╔══

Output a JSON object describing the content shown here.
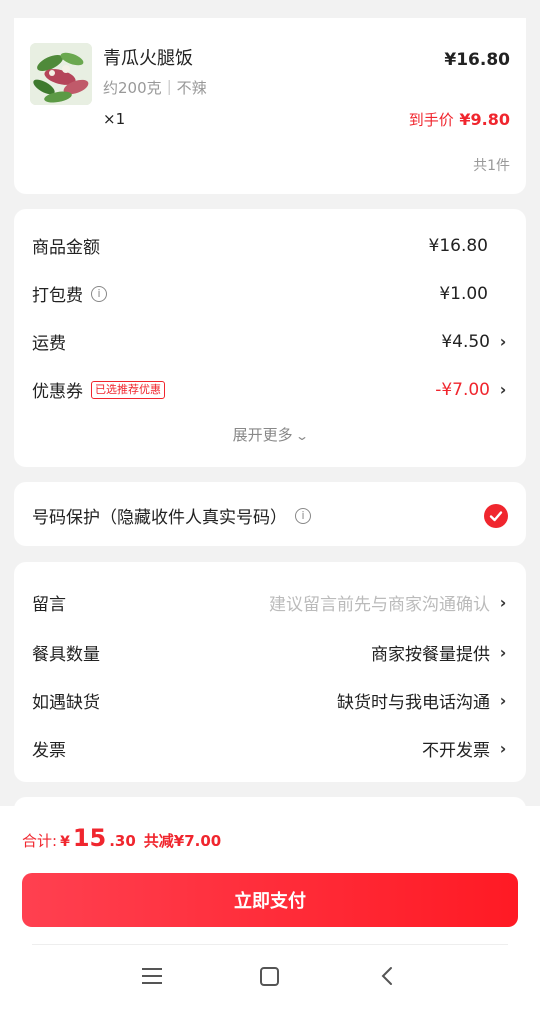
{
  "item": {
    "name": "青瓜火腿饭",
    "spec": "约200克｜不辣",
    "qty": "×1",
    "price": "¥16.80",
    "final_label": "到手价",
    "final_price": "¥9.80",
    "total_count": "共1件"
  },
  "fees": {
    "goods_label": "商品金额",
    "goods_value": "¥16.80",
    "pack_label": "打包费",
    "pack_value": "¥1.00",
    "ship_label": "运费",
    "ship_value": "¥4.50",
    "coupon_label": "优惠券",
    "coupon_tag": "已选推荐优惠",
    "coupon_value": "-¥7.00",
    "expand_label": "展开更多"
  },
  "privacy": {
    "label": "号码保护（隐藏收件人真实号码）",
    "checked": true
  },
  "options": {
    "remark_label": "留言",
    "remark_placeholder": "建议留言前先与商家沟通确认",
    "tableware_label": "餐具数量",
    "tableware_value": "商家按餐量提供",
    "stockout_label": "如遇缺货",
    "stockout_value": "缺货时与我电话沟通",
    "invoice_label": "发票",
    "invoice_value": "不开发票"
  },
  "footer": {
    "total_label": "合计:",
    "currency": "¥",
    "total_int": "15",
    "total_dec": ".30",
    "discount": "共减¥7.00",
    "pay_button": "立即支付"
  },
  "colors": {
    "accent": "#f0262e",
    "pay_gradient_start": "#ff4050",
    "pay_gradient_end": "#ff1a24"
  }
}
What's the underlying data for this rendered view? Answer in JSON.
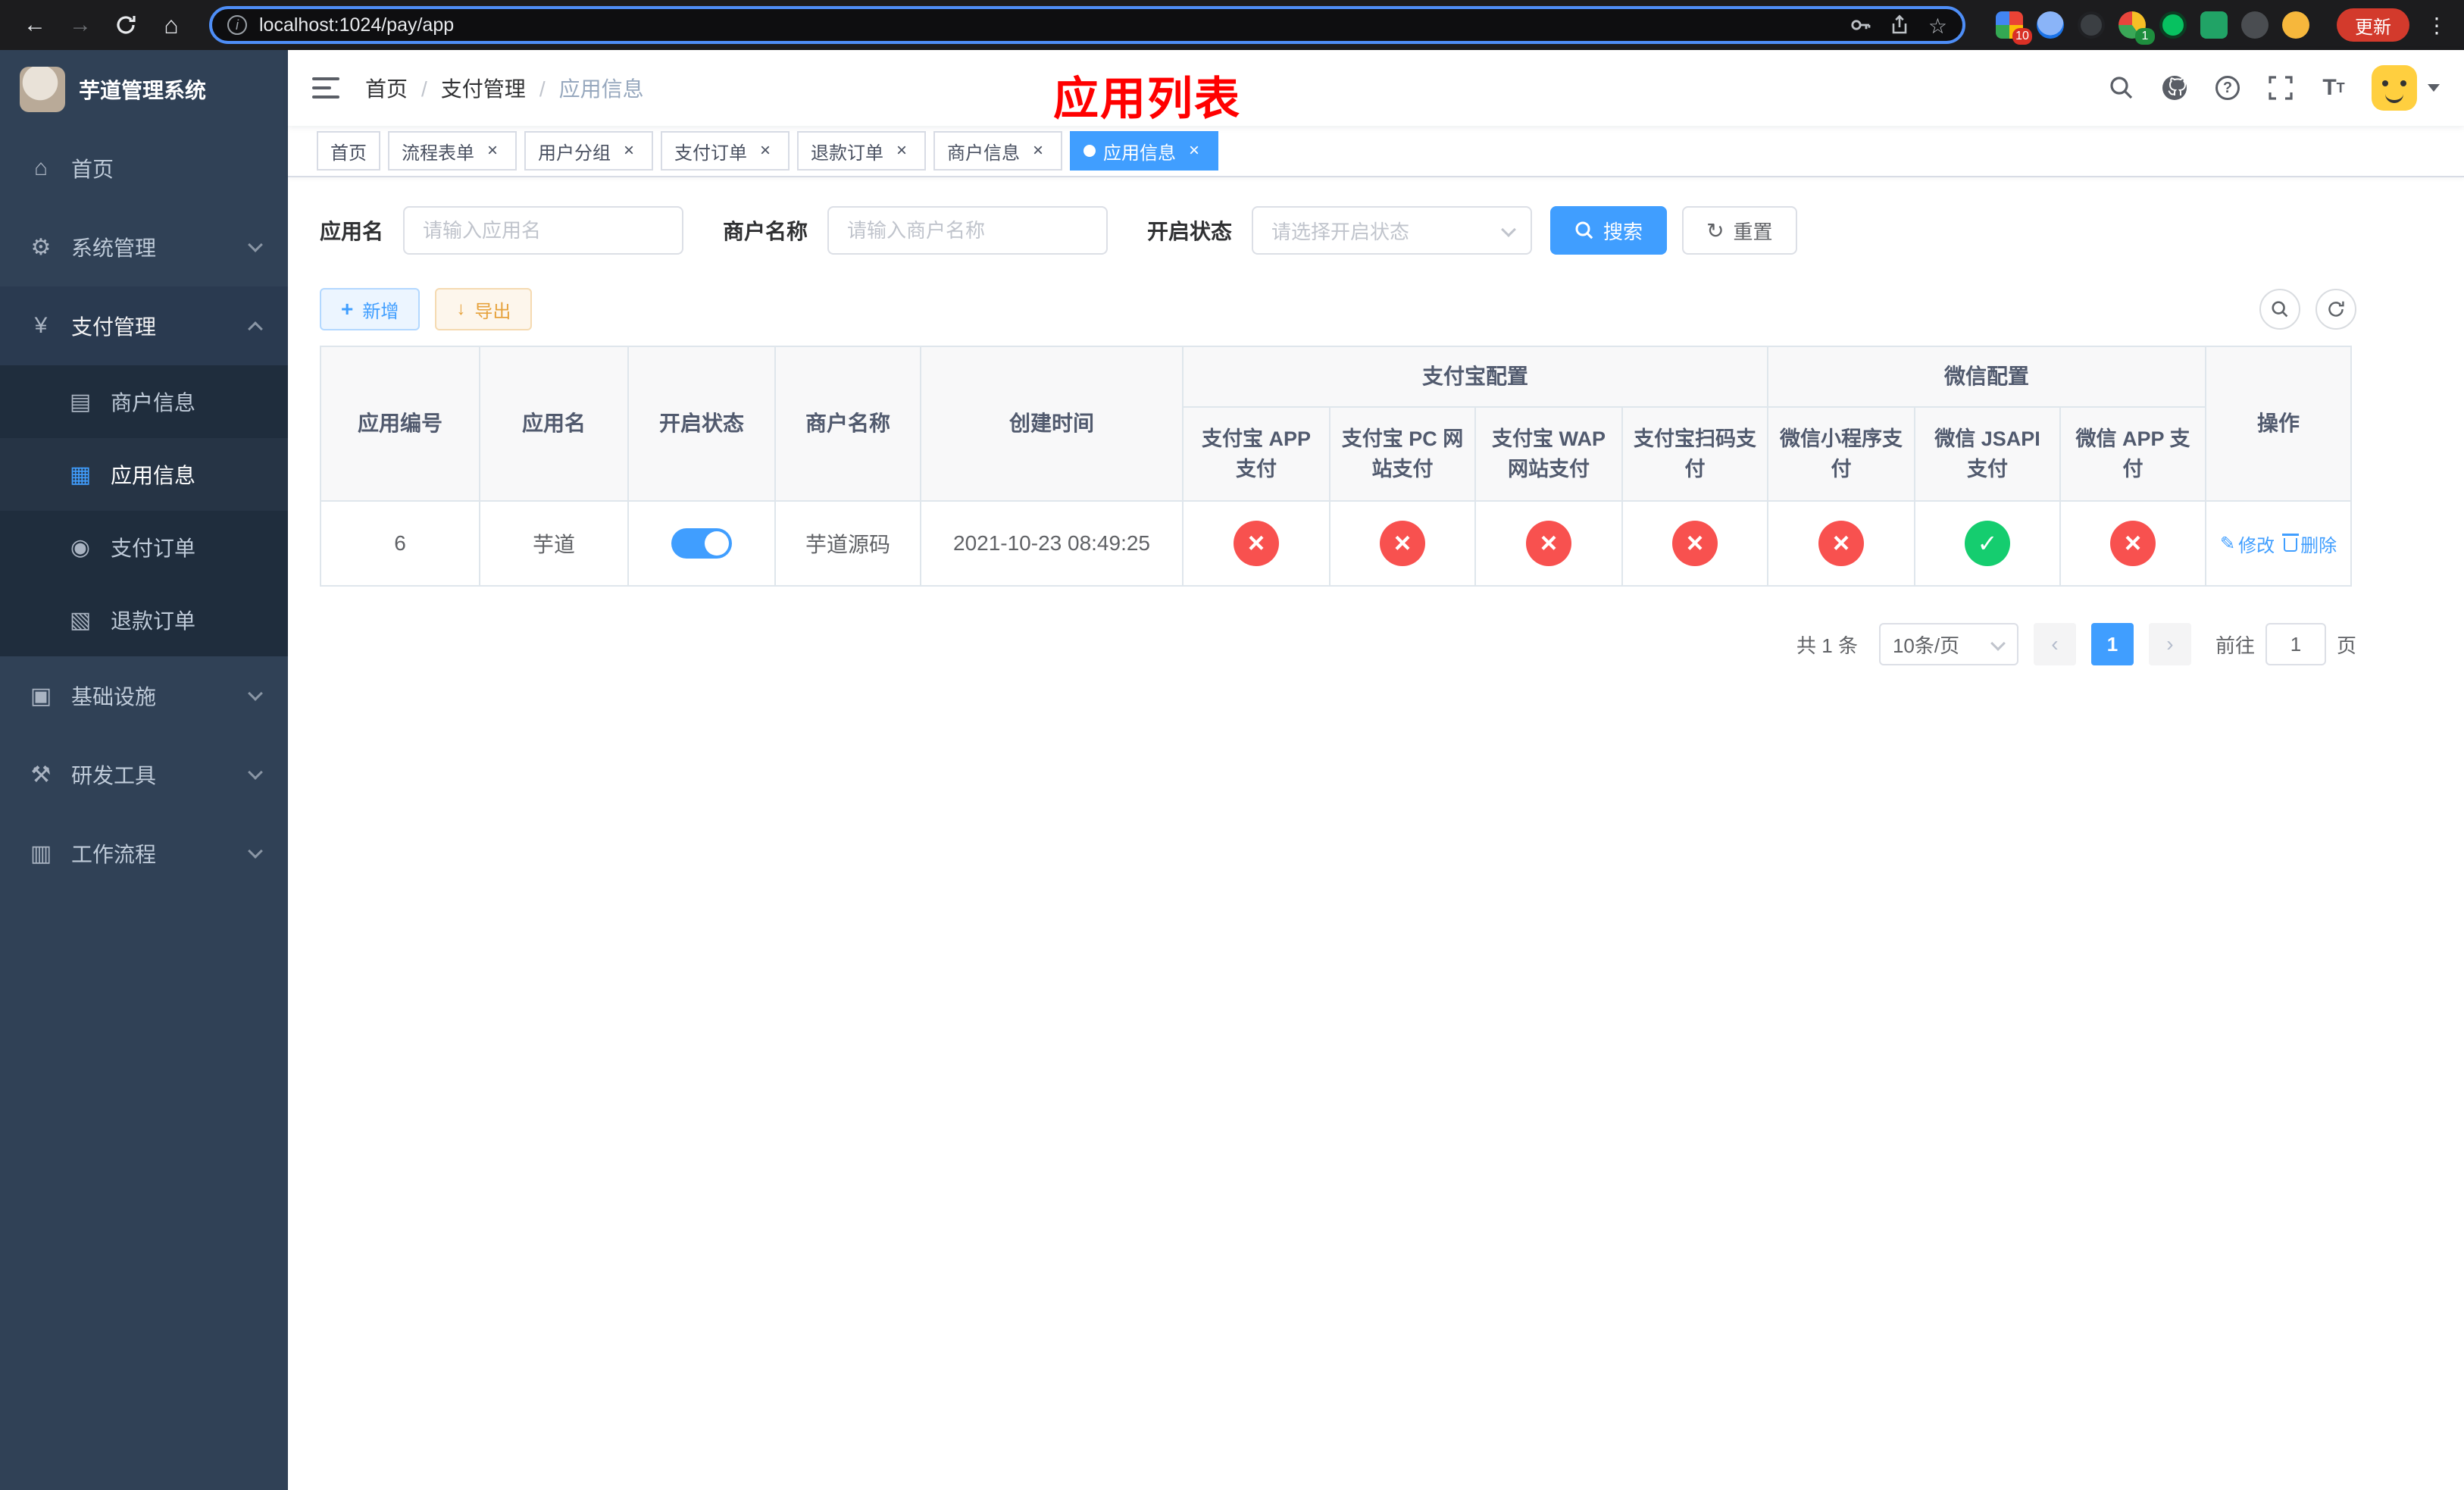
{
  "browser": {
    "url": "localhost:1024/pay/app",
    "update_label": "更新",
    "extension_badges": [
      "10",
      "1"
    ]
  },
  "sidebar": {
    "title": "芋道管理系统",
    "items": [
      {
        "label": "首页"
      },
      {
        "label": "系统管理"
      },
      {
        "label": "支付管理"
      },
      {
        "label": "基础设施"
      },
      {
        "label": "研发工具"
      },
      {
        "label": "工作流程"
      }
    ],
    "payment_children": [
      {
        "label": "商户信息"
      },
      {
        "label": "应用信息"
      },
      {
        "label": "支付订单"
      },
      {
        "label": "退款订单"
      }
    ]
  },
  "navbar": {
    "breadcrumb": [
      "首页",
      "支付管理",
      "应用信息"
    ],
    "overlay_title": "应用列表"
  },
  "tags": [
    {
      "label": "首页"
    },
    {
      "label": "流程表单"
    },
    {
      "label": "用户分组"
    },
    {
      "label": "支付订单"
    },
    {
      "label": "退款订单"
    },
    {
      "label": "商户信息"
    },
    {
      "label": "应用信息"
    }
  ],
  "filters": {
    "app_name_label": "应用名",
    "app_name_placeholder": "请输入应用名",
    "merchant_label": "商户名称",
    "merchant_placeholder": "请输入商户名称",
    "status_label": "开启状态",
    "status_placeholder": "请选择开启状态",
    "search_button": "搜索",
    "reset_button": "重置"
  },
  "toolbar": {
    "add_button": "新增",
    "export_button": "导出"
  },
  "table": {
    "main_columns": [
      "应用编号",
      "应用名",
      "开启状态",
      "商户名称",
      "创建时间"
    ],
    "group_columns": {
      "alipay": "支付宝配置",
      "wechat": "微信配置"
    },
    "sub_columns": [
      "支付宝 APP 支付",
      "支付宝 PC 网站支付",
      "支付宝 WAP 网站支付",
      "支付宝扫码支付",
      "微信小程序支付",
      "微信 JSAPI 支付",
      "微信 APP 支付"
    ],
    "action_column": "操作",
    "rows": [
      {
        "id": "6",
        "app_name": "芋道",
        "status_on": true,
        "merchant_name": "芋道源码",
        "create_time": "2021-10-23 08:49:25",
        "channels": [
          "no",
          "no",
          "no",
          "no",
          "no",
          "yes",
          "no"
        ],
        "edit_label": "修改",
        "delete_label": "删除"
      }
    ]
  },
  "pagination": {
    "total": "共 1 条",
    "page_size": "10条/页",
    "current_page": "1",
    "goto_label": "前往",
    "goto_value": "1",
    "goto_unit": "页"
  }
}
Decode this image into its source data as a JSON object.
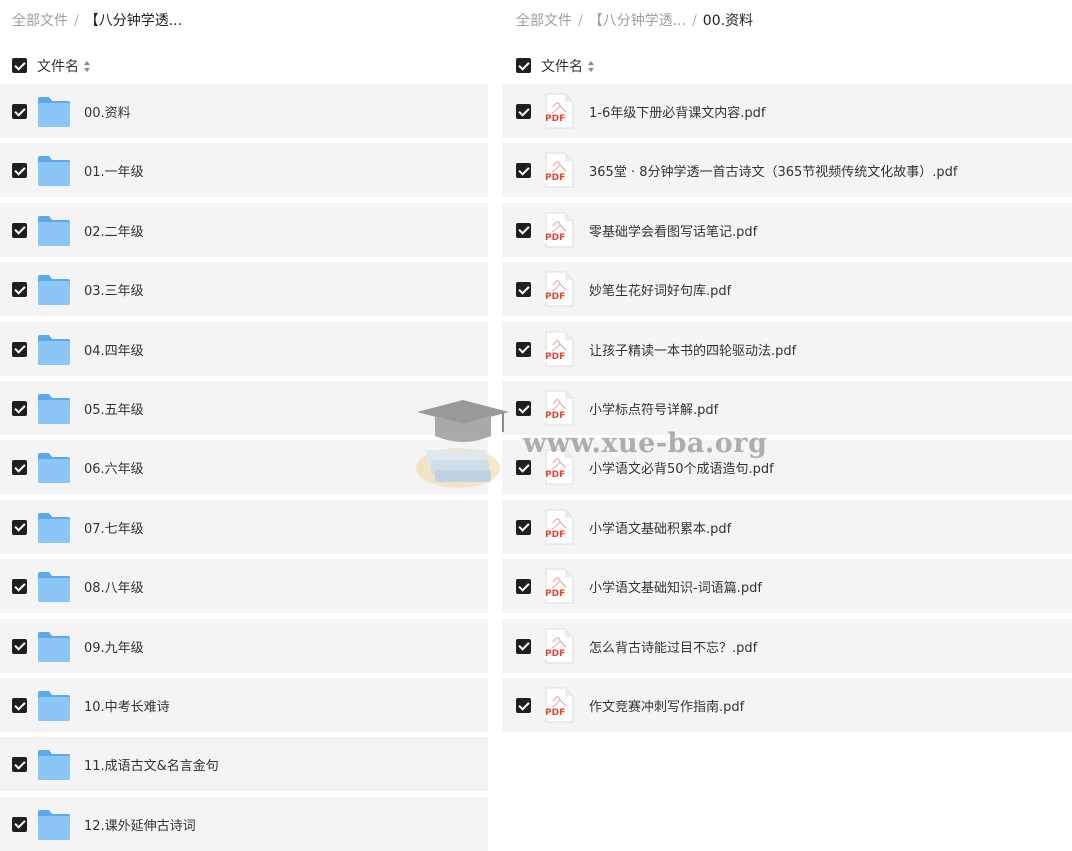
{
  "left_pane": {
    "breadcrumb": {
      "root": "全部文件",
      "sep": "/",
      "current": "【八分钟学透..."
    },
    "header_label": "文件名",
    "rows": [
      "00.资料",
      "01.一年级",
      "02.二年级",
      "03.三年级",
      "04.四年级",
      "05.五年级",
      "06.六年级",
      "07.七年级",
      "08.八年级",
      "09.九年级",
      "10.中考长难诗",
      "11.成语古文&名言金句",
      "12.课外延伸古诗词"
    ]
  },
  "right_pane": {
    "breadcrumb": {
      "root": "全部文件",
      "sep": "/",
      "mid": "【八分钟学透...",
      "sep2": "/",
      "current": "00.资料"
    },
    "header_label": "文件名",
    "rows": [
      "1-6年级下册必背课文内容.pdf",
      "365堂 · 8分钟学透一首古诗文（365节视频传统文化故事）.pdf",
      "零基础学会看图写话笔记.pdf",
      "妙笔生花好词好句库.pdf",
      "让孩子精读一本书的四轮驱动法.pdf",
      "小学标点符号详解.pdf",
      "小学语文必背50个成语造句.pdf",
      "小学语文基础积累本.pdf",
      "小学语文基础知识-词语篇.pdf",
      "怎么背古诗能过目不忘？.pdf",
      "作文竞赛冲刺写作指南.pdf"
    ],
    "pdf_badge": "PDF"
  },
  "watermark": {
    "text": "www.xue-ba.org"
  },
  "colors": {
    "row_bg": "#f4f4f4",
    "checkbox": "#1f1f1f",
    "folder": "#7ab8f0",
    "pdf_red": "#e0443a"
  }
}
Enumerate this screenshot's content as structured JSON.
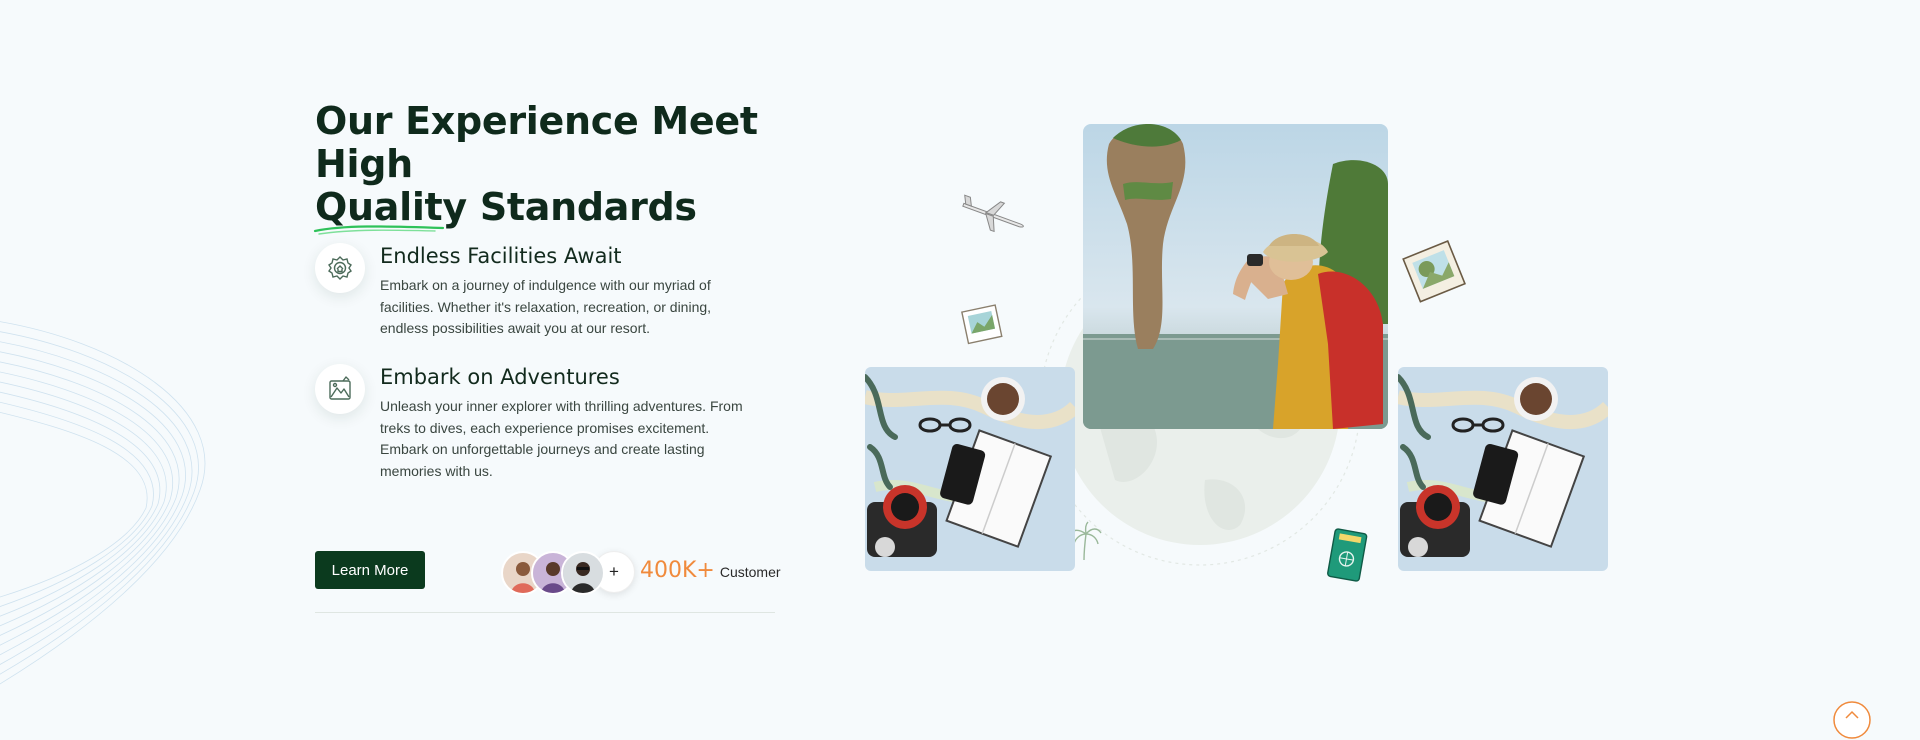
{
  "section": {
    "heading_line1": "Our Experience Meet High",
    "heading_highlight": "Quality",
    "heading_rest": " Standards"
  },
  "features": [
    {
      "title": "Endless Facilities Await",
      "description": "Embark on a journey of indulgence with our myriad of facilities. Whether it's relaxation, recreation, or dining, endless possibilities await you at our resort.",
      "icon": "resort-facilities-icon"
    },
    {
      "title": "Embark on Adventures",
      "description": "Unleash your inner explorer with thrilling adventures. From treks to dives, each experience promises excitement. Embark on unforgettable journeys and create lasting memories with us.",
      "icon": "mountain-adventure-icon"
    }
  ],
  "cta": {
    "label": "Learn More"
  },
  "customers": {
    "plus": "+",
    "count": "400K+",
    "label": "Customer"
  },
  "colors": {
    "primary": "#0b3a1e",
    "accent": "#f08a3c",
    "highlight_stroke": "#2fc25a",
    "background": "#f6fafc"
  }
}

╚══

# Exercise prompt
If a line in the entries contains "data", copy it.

# Solution for this task
What's the underlying data for this rendered view? Answer in JSON.
Decode this image into its source data as a JSON object.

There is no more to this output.